* Brief *
Please copy each line of the listing below in which the word "pincel" appears.
──────── Supplied entries ────────
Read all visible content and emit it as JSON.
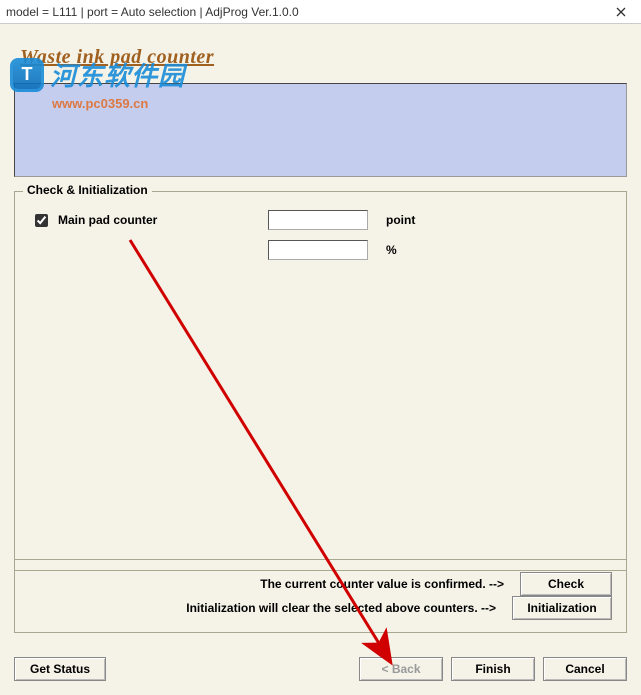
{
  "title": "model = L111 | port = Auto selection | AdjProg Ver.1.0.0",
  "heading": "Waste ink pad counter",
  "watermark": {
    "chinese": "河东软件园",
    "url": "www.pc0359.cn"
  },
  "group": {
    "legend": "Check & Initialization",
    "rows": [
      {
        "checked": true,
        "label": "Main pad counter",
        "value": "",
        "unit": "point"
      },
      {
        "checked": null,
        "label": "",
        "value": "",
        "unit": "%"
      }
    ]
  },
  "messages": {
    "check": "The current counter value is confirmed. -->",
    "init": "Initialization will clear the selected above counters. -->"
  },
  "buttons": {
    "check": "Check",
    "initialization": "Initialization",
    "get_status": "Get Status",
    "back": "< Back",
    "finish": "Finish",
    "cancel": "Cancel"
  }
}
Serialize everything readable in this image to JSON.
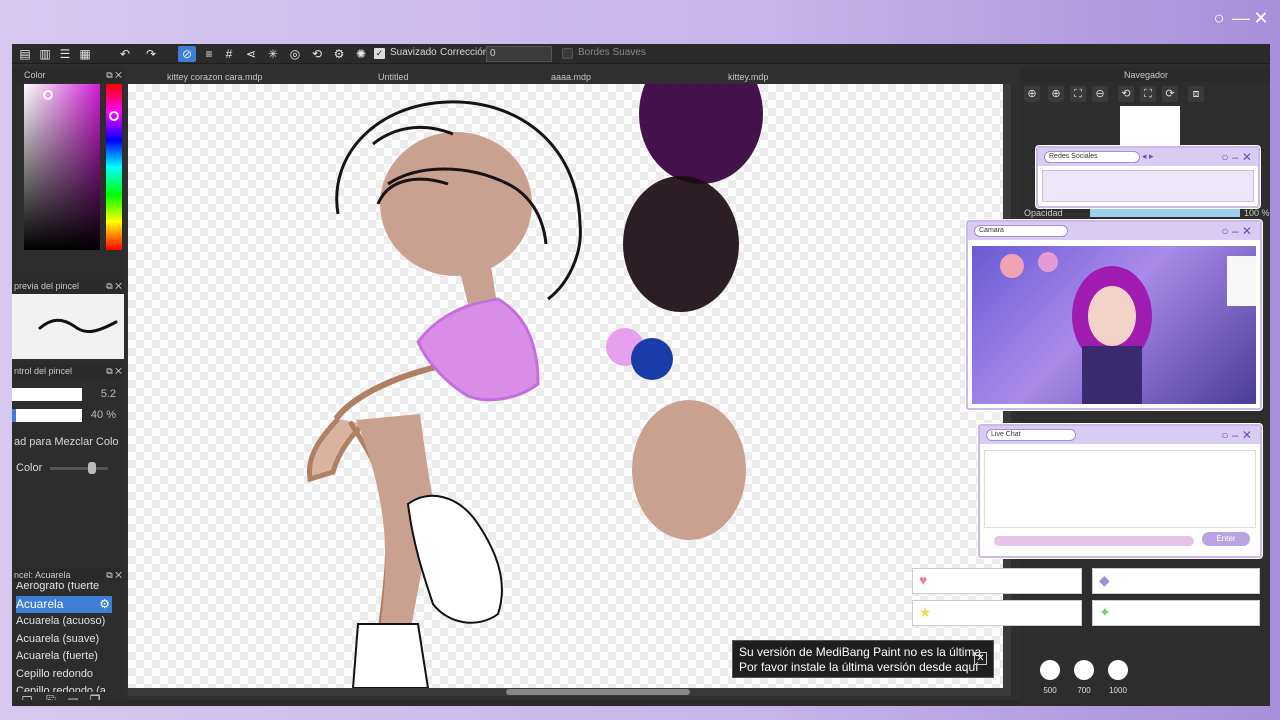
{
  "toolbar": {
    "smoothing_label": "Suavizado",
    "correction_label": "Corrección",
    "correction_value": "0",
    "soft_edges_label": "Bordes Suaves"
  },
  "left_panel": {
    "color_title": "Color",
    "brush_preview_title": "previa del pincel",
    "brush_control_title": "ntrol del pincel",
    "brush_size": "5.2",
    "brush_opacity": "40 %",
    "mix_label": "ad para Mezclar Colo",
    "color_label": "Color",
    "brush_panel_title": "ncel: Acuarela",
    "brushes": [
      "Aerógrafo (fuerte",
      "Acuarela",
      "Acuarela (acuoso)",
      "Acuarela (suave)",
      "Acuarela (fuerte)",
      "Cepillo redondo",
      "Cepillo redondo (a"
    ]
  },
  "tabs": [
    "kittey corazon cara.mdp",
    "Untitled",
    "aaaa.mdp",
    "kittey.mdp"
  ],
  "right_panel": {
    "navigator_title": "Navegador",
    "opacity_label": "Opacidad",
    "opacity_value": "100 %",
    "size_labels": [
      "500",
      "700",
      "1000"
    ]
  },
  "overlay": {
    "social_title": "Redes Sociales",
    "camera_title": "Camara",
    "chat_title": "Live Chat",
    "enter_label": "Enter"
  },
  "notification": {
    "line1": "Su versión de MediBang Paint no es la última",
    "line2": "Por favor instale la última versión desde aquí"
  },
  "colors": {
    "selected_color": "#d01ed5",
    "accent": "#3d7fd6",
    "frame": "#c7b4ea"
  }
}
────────
* Result of the task *
    "brush_preview_title": "previa del pincel",
    "brush_control_title": "ntrol del pincel",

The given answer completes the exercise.